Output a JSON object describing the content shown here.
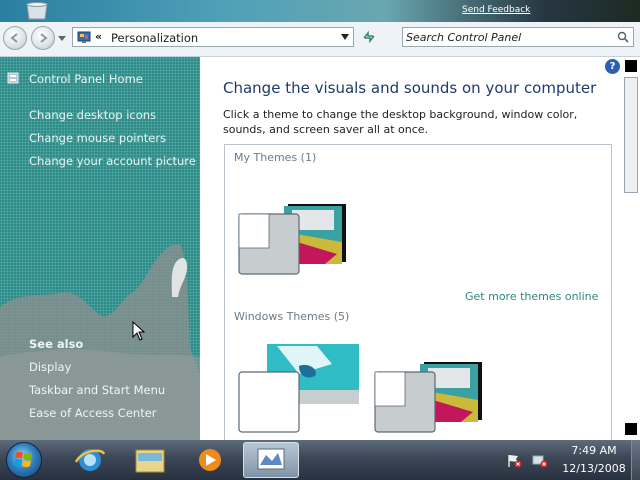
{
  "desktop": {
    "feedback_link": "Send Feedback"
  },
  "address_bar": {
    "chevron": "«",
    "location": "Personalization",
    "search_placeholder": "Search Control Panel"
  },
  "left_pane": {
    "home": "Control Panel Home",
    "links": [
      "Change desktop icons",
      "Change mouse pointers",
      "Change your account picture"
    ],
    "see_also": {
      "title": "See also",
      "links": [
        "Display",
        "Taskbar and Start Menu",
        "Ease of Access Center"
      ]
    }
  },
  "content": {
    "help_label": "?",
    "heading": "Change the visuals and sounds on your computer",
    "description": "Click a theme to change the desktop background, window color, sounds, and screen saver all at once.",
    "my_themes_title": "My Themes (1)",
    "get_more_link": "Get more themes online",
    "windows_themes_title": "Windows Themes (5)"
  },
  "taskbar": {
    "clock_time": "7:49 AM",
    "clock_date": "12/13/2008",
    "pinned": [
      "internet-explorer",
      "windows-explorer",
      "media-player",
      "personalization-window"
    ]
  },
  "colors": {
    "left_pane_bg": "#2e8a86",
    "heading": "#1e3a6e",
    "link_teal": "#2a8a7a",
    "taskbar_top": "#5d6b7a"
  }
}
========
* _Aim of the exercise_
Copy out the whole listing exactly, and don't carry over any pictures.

* _Answer area_
Output a JSON object describing the content shown here.
{
  "desktop": {
    "feedback_link": "Send Feedback"
  },
  "address_bar": {
    "chevron": "«",
    "location": "Personalization",
    "search_placeholder": "Search Control Panel"
  },
  "left_pane": {
    "home": "Control Panel Home",
    "links": [
      "Change desktop icons",
      "Change mouse pointers",
      "Change your account picture"
    ],
    "see_also": {
      "title": "See also",
      "links": [
        "Display",
        "Taskbar and Start Menu",
        "Ease of Access Center"
      ]
    }
  },
  "content": {
    "help_label": "?",
    "heading": "Change the visuals and sounds on your computer",
    "description": "Click a theme to change the desktop background, window color, sounds, and screen saver all at once.",
    "my_themes_title": "My Themes (1)",
    "get_more_link": "Get more themes online",
    "windows_themes_title": "Windows Themes (5)"
  },
  "taskbar": {
    "clock_time": "7:49 AM",
    "clock_date": "12/13/2008",
    "pinned": [
      "internet-explorer",
      "windows-explorer",
      "media-player",
      "personalization-window"
    ]
  },
  "colors": {
    "left_pane_bg": "#2e8a86",
    "heading": "#1e3a6e",
    "link_teal": "#2a8a7a",
    "taskbar_top": "#5d6b7a"
  }
}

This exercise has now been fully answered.